=== WHAT THIS TASK INVOLVES ===
Each entry below is to be copied verbatim, with no line missing.

Top of RECORDED INFORMATION

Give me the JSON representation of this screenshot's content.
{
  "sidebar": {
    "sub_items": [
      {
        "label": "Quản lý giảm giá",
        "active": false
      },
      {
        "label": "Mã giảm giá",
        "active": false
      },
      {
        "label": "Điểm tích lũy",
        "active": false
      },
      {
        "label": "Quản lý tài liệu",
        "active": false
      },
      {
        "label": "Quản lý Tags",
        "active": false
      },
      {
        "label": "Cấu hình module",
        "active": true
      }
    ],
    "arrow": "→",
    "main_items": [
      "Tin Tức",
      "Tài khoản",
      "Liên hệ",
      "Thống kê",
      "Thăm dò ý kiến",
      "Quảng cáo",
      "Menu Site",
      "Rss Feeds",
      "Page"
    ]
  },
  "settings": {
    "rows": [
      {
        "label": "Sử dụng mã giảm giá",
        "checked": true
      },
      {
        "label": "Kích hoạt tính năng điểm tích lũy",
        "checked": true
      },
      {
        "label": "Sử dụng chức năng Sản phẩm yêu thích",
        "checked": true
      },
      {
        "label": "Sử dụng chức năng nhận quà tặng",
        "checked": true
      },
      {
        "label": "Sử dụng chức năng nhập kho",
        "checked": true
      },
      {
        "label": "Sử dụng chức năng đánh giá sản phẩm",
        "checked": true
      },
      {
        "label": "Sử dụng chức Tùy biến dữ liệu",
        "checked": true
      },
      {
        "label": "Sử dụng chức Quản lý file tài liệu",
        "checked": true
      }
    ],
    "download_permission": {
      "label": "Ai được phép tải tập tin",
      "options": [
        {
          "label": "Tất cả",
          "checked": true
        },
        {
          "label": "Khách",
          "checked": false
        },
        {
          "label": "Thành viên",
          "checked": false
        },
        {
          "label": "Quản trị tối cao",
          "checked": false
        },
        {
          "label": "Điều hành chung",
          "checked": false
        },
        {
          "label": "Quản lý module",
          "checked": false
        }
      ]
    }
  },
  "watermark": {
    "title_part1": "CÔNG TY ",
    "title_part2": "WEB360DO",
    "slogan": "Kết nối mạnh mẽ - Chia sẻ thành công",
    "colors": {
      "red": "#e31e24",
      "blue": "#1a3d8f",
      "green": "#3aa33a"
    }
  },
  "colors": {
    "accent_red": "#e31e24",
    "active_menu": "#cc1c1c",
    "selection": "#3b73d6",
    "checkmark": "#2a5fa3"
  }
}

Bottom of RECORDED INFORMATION

=== FINAL ANSWER ===
Give me the JSON representation of this screenshot's content.
{
  "sidebar": {
    "sub_items": [
      {
        "label": "Quản lý giảm giá",
        "active": false
      },
      {
        "label": "Mã giảm giá",
        "active": false
      },
      {
        "label": "Điểm tích lũy",
        "active": false
      },
      {
        "label": "Quản lý tài liệu",
        "active": false
      },
      {
        "label": "Quản lý Tags",
        "active": false
      },
      {
        "label": "Cấu hình module",
        "active": true
      }
    ],
    "arrow": "→",
    "main_items": [
      "Tin Tức",
      "Tài khoản",
      "Liên hệ",
      "Thống kê",
      "Thăm dò ý kiến",
      "Quảng cáo",
      "Menu Site",
      "Rss Feeds",
      "Page"
    ]
  },
  "settings": {
    "rows": [
      {
        "label": "Sử dụng mã giảm giá",
        "checked": true
      },
      {
        "label": "Kích hoạt tính năng điểm tích lũy",
        "checked": true
      },
      {
        "label": "Sử dụng chức năng Sản phẩm yêu thích",
        "checked": true
      },
      {
        "label": "Sử dụng chức năng nhận quà tặng",
        "checked": true
      },
      {
        "label": "Sử dụng chức năng nhập kho",
        "checked": true
      },
      {
        "label": "Sử dụng chức năng đánh giá sản phẩm",
        "checked": true
      },
      {
        "label": "Sử dụng chức Tùy biến dữ liệu",
        "checked": true
      },
      {
        "label": "Sử dụng chức Quản lý file tài liệu",
        "checked": true
      }
    ],
    "download_permission": {
      "label": "Ai được phép tải tập tin",
      "options": [
        {
          "label": "Tất cả",
          "checked": true
        },
        {
          "label": "Khách",
          "checked": false
        },
        {
          "label": "Thành viên",
          "checked": false
        },
        {
          "label": "Quản trị tối cao",
          "checked": false
        },
        {
          "label": "Điều hành chung",
          "checked": false
        },
        {
          "label": "Quản lý module",
          "checked": false
        }
      ]
    }
  },
  "watermark": {
    "title_part1": "CÔNG TY ",
    "title_part2": "WEB360DO",
    "slogan": "Kết nối mạnh mẽ - Chia sẻ thành công",
    "colors": {
      "red": "#e31e24",
      "blue": "#1a3d8f",
      "green": "#3aa33a"
    }
  },
  "colors": {
    "accent_red": "#e31e24",
    "active_menu": "#cc1c1c",
    "selection": "#3b73d6",
    "checkmark": "#2a5fa3"
  }
}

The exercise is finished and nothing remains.